» **YOUR OBJECTIVE**: Retype only the stretch of lines that starts with the line containing "Extract the structured" and ends with the last line of the records, both included, exactly.

» **RAW DATA**:
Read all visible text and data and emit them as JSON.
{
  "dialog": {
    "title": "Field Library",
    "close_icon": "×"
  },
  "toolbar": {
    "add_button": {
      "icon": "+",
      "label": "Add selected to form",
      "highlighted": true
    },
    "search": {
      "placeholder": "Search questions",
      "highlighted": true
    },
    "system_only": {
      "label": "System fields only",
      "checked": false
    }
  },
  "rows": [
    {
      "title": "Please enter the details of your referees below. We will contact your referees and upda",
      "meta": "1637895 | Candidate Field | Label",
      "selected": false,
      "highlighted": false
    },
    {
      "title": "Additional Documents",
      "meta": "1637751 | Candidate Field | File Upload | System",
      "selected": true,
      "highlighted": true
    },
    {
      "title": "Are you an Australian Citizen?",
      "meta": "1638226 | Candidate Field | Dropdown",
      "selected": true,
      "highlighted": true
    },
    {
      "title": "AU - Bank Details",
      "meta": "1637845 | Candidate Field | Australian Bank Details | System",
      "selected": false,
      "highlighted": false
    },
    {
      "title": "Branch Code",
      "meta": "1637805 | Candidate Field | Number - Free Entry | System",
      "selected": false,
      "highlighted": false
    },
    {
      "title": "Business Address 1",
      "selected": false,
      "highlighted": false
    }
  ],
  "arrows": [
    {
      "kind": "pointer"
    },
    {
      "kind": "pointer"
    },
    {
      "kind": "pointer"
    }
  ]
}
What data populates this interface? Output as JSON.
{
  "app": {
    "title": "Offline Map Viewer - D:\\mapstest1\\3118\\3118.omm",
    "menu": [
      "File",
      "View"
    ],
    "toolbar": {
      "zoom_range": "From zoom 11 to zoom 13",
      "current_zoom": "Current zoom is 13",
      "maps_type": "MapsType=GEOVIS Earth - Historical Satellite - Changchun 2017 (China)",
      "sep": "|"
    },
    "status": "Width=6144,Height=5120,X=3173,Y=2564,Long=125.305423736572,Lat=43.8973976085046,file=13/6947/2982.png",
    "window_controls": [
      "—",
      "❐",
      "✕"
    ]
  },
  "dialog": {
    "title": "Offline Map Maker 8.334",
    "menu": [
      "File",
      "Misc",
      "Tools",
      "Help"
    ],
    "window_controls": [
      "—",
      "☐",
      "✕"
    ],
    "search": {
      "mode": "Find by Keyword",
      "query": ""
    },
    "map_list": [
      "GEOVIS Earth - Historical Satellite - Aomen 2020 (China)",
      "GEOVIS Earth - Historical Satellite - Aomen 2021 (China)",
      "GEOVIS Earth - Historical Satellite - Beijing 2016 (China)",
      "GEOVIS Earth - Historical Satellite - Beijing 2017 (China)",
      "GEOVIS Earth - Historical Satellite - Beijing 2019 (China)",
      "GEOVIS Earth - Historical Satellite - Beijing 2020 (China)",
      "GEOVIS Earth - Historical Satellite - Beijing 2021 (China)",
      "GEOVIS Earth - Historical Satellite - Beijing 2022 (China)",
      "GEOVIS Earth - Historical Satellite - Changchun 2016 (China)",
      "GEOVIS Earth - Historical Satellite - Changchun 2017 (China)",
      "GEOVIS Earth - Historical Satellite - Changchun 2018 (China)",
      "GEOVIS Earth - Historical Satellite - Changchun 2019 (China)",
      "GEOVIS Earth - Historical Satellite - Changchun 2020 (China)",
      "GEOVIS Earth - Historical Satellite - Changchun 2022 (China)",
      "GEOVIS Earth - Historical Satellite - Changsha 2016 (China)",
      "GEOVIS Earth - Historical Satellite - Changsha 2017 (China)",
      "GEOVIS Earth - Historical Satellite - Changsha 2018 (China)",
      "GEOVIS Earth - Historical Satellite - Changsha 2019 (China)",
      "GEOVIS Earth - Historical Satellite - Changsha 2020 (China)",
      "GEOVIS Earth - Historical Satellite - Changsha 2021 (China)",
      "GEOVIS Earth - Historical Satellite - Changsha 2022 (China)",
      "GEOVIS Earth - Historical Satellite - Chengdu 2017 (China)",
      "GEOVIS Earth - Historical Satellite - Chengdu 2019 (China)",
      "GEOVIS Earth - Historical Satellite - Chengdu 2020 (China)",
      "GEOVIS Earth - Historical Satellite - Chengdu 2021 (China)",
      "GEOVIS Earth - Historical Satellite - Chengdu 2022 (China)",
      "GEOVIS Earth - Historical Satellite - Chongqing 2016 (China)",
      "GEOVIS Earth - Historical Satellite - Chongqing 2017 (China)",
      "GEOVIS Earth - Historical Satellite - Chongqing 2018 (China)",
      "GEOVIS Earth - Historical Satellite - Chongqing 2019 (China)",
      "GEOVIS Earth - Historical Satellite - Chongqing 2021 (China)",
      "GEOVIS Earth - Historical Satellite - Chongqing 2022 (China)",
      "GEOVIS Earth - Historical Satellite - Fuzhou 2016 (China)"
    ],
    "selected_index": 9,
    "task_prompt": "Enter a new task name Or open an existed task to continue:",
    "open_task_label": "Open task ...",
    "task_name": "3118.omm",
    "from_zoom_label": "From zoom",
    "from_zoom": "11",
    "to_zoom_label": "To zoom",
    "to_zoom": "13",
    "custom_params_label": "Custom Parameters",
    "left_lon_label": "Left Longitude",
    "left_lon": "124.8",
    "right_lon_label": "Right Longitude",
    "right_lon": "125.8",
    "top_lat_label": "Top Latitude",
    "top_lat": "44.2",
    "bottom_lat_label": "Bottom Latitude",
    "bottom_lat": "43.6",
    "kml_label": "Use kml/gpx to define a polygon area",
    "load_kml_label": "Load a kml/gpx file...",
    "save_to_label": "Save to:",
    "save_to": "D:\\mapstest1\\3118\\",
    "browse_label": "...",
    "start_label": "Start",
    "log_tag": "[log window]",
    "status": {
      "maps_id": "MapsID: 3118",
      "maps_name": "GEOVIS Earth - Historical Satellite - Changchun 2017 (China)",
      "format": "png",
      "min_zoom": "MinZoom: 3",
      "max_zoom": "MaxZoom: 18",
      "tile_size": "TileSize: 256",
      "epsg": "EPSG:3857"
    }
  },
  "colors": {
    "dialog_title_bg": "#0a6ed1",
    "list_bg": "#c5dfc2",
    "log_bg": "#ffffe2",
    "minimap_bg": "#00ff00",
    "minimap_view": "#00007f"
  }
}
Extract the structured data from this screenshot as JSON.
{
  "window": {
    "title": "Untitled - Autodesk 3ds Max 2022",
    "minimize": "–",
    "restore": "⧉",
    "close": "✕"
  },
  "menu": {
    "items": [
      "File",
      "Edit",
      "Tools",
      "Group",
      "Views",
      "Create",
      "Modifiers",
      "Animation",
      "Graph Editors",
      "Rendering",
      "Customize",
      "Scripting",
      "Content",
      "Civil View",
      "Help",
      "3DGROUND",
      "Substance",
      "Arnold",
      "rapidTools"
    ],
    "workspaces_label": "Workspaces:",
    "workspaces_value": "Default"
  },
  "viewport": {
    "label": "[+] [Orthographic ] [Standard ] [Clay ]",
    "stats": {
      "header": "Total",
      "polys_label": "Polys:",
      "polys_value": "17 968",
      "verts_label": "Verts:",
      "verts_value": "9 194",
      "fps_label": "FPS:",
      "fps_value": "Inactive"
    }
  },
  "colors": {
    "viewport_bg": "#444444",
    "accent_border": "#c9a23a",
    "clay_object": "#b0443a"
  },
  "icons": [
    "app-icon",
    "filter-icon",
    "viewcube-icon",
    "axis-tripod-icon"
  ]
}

» **EXERCISE SOLUTION**:
Extract the structured data from this screenshot as JSON.
{
  "window": {
    "title": "Untitled - Autodesk 3ds Max 2022",
    "minimize": "–",
    "restore": "⧉",
    "close": "✕"
  },
  "menu": {
    "items": [
      "File",
      "Edit",
      "Tools",
      "Group",
      "Views",
      "Create",
      "Modifiers",
      "Animation",
      "Graph Editors",
      "Rendering",
      "Customize",
      "Scripting",
      "Content",
      "Civil View",
      "Help",
      "3DGROUND",
      "Substance",
      "Arnold",
      "rapidTools"
    ],
    "workspaces_label": "Workspaces:",
    "workspaces_value": "Default"
  },
  "viewport": {
    "label": "[+] [Orthographic ] [Standard ] [Clay ]",
    "stats": {
      "header": "Total",
      "polys_label": "Polys:",
      "polys_value": "17 968",
      "verts_label": "Verts:",
      "verts_value": "9 194",
      "fps_label": "FPS:",
      "fps_value": "Inactive"
    }
  },
  "colors": {
    "viewport_bg": "#444444",
    "accent_border": "#c9a23a",
    "clay_object": "#b0443a"
  },
  "icons": [
    "app-icon",
    "filter-icon",
    "viewcube-icon",
    "axis-tripod-icon"
  ]
}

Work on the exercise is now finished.